=== Data ===
= Beginning of Section =

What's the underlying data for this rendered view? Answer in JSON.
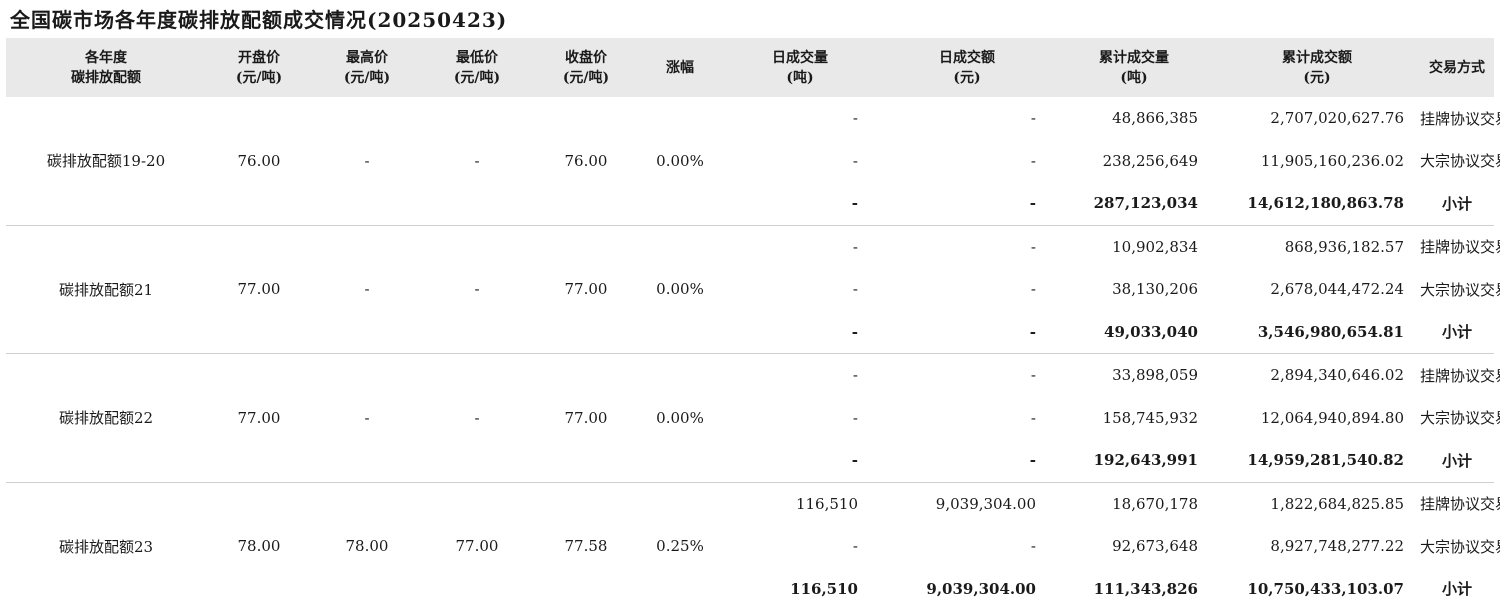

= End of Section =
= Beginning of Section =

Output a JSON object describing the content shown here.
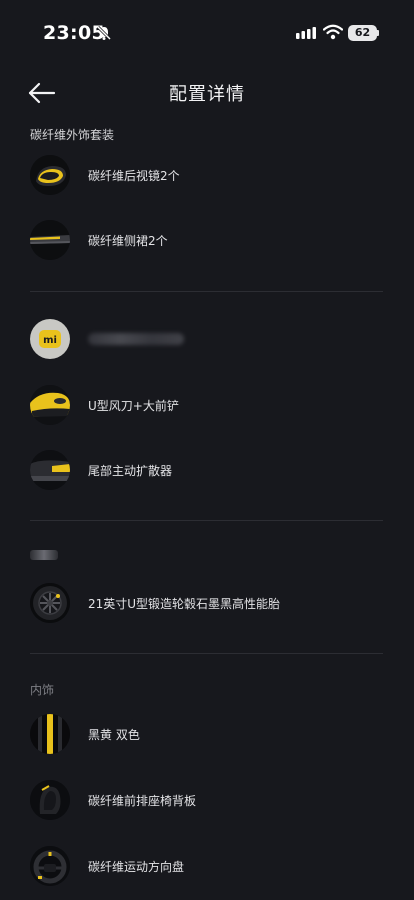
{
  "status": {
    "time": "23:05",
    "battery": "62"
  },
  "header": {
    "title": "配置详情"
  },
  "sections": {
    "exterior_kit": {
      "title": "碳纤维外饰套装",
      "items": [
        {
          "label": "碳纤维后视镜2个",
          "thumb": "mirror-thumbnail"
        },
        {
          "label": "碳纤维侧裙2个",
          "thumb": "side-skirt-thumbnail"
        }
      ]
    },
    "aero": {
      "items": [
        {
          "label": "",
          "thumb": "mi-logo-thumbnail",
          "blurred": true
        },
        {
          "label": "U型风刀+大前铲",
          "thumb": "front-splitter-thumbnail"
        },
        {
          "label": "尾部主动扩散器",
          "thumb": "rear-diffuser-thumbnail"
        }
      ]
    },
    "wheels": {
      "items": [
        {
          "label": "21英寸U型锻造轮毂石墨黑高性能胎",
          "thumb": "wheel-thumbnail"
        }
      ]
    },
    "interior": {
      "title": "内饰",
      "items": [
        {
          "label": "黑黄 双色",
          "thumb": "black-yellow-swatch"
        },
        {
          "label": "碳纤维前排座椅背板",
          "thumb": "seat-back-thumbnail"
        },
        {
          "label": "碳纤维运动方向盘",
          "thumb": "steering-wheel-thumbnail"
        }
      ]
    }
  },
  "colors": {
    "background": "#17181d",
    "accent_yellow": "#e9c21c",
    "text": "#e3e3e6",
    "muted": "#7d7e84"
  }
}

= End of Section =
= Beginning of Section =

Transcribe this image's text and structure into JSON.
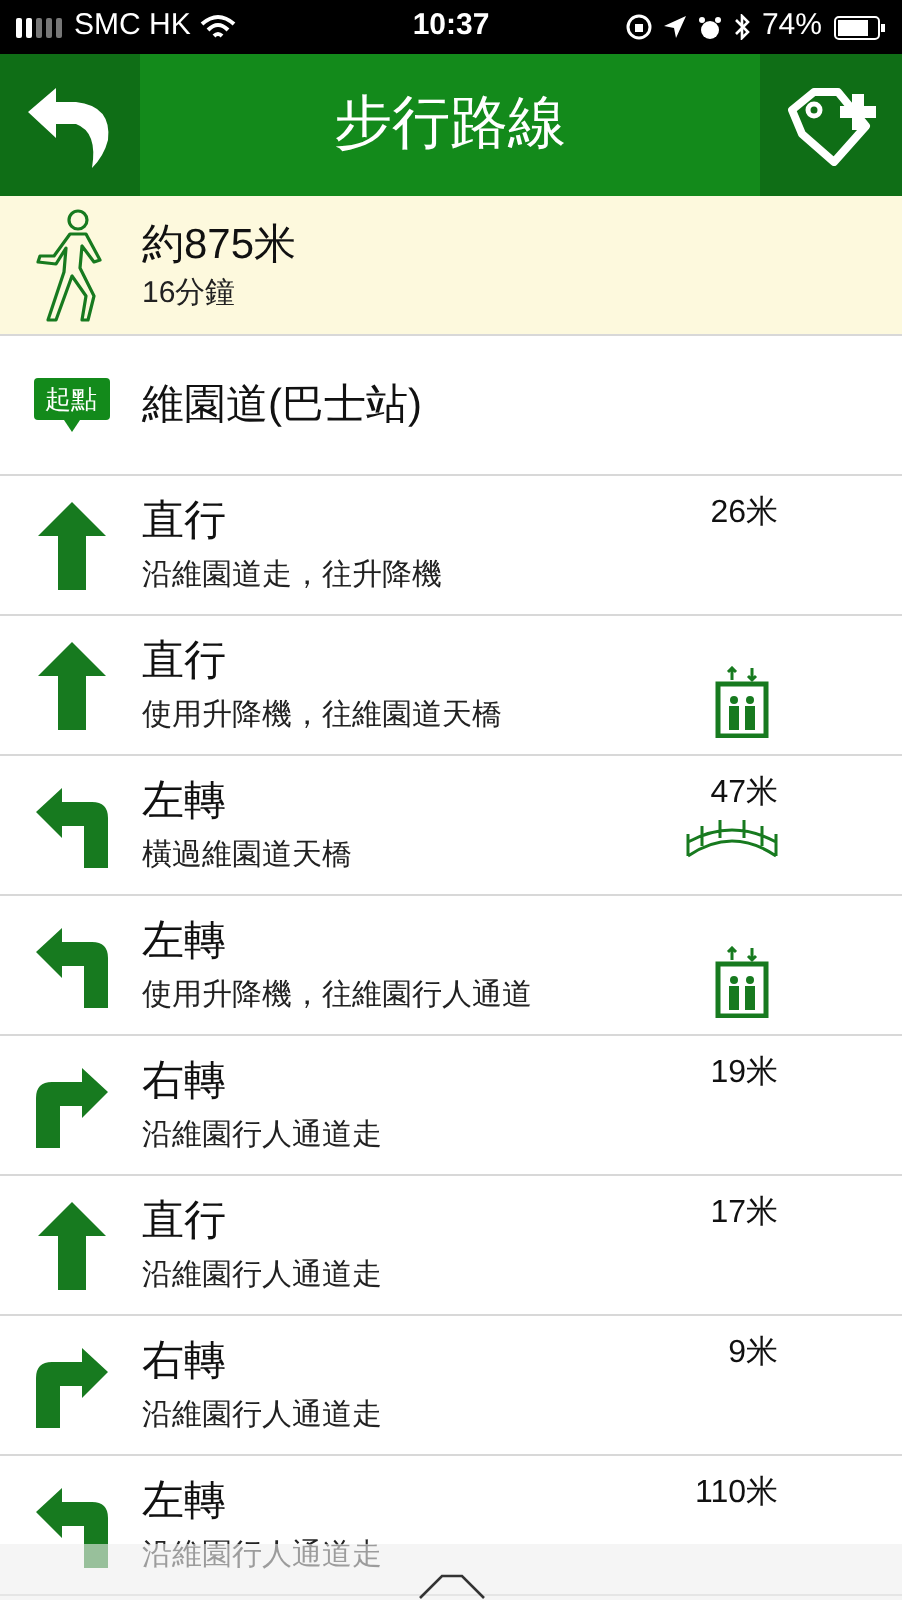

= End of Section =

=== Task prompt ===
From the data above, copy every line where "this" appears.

=== Output of the task ===
What's the underlying data for this rendered view? Answer in JSON.
Transcribe this image's text and structure into JSON.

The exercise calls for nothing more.